British Pound to Lose Further Unless the FTSE 100 Bounces Sharply
Fundamental Forecast for British Pound: Bearish
- Mixed UK industry surveys do little to boost British Pound outlook
- Retail FX trader sentiment warns the GBP/USD could continue lower
- Follow Sentiment in Real-Time to filter attractive trends for continuation potential.
The British Pound tumbled to fresh five-year lows in a tough week for financial markets, and there seems to be little to stop it from falling even further. It is nonetheless shaping up to be another big week ahead.
The United Kingdom represents a major global financial hub, and traders punished the British currency as a sudden wave of financial market turmoil sent the US S&P 500 to its worst start to the year on record. Any subsequent rebound for the fast-falling GBP will almost certainly depend on what happens next in global equity markets, and in that sense it will be critical to see how trading begins at the weekly Asian market open. A sharp tumble in Chinese equities acted as the catalyst for the broader global turmoil, and it seems likely that any similar up or down moves could set the pace for global markets once again.

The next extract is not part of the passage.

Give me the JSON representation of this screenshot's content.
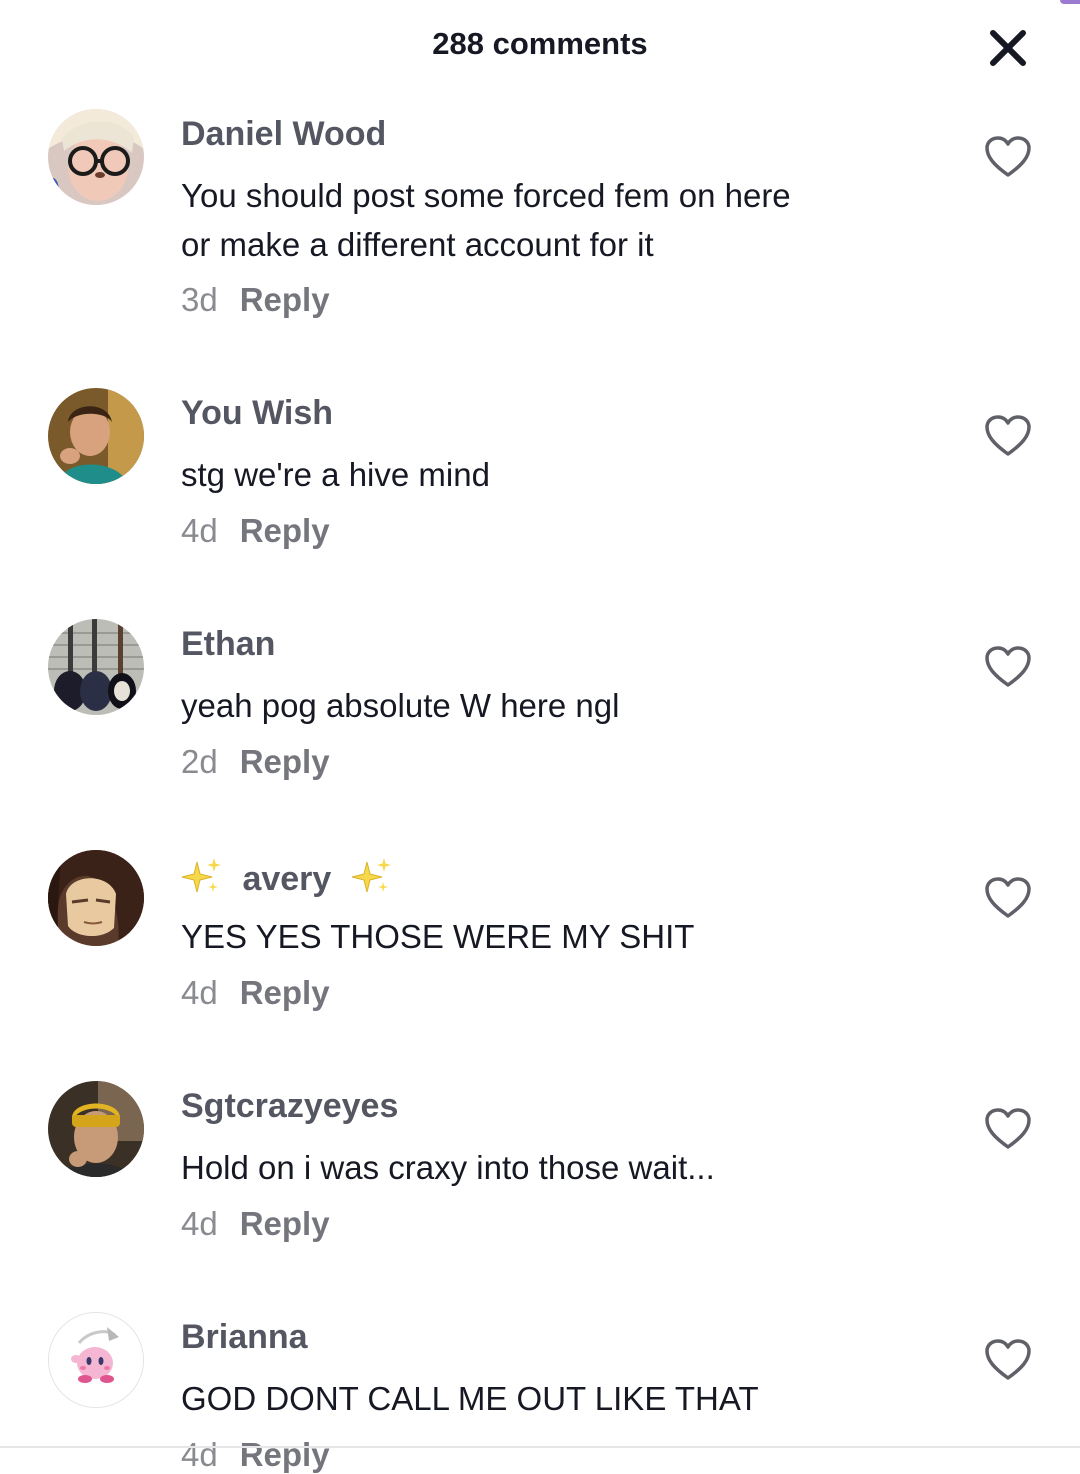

On the domestic front, British Pound traders will look to an upcoming Bank of England interest rate decision for direction. The central bank will almost certainly keep interest rates and its asset purchase program unchanged through its Thursday meeting, but it will be important to monitor the attached minutes to judge the likelihood of future interest rate changes. And indeed, the BoE was as of very recently just one of two G10 central banks expected to raise interest rates in 2016.
Interest rate traders now predict a an approximate 50 percent chance of a Bank of England “liftoff” this year, and this in itself may continue to hurt the British Pound versus the US Dollar and other major counterparts. The following day’s release of Bank of England stress test results may be of some interest. Yet it would likely take a strongly adverse result to force big reactions out of the British Pound and broader UK asset classes.
It is shaping up to be another big week for the Sterling—the key question is whether it can finally stage a meaningful rebound after falling for three of the past four weeks.